More than 200,000 people demonstrated in France against the health passport
On Saturday, more than 200,000 people demonstrated in more than a hundred French towns against the health passport, the third consecutive Saturday of protests in France against the measure.
According to the French Ministry of the Interior, 204,900 people participated in the protests, an increase from 110,160,000 demonstrators on July 17 and 24.
French President Emmanuel Macron announced on July 12 the use of the health passport to access many cultural and social activities, a measure that was implemented between the end of July and the beginning of August.
About 14,240 people demonstrated in Paris, where several protests were called and clashes broke out between protesters and security forces.
Prior to one of these demonstrations, Jerome Rodriguez, a well-known figure in the “yellow jackets” rebellion, criticized “members of the government and the press who are selling you the efficacy of a vaccine, without there being any evidence of it . . .”
More than 3,000 police have been deployed to the French capital, where incidents last week occurred on the posh Champs-Elysées, whose entrances were blocked on Saturday.
This weekend, demonstrations were called in about 150 French towns to protest the health passport, a measure supported by the majority of French, according to opinion polls.
“I am a Macron Jew”, “vaccinate me against fascism and capitalism” or “False media! We want the truth”, can be read on the protest banners in Rennes (Brittany, northwest), where about 2,900 people are present in the early afternoon.
More than 20,000 people protested in towns in southeastern France, particularly in Montpellier (8,500) and Nice (6,500).
“The president, deputies, sheikhs, scholars and journalists, all of them cowards” denounced one of the banners in one of these demonstrations in which calls for “freedom and freedom” were repeated.
Last Sunday, French deputies and senators approved definitively the law that extends the use of the health passport, which requires the presentation of a certificate of two-dose vaccination or a recent negative test.
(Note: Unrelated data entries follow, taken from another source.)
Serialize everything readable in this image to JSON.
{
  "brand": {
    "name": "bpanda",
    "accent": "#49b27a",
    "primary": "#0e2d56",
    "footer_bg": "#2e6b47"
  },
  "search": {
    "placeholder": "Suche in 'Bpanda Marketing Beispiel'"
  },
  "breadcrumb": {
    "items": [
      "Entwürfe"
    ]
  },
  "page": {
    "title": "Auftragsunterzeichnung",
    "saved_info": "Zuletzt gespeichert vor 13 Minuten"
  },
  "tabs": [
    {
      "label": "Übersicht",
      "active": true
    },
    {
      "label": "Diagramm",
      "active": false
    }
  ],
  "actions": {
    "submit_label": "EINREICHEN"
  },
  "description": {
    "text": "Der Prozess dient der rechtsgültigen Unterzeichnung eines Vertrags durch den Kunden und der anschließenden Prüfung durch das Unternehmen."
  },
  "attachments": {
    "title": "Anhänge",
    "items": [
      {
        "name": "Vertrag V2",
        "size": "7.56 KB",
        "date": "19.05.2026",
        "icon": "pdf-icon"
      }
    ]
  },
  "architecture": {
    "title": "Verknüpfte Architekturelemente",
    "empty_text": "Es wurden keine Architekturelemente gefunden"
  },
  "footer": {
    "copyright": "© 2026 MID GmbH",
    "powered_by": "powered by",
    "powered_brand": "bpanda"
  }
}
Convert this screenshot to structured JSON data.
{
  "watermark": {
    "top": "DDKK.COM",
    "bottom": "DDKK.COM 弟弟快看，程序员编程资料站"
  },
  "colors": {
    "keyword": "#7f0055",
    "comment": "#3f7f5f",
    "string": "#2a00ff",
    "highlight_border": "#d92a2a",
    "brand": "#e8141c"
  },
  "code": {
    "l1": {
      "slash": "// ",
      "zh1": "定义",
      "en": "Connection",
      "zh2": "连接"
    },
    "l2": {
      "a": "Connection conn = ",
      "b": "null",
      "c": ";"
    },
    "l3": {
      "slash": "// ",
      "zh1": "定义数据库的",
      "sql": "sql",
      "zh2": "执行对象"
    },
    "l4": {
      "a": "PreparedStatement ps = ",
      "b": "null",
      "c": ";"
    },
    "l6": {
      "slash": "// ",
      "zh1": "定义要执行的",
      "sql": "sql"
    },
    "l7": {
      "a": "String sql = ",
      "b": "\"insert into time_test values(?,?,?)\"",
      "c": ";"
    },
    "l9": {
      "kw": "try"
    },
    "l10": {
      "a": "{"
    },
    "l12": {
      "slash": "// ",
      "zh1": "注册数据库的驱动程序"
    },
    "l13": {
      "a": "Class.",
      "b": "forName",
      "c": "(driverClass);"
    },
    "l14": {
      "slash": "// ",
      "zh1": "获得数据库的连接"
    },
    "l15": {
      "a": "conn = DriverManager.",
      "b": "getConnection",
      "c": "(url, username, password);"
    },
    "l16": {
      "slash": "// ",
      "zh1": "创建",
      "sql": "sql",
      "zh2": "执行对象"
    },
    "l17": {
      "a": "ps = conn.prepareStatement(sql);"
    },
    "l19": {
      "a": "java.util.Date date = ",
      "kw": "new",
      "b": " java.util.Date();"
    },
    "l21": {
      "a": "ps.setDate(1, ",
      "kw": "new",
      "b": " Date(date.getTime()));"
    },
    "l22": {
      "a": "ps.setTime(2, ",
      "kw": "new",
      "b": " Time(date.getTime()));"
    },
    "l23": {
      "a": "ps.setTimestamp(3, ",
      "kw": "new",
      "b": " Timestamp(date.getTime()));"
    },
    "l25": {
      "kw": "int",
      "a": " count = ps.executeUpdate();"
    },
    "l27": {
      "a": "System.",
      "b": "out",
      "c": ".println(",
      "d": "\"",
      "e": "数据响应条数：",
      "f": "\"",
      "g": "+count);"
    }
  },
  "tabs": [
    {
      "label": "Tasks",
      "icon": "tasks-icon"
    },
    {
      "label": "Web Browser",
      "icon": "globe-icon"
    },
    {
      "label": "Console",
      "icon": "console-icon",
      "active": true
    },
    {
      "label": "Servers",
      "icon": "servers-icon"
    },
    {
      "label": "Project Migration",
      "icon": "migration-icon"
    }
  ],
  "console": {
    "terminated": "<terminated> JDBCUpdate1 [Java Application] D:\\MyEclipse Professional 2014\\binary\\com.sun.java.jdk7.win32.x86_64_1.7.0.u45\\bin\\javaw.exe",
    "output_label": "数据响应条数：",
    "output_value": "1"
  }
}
This document is required from July 21 to access cultural and entertainment venues, and from August 9 it will be mandatory to go to a bar or restaurant and travel on long-distance planes and trains.
France, which has surpassed 50% of the vaccinated population this week, is facing an increase in the circulation of COVID-19, with more than 24,300 cases recorded on Friday.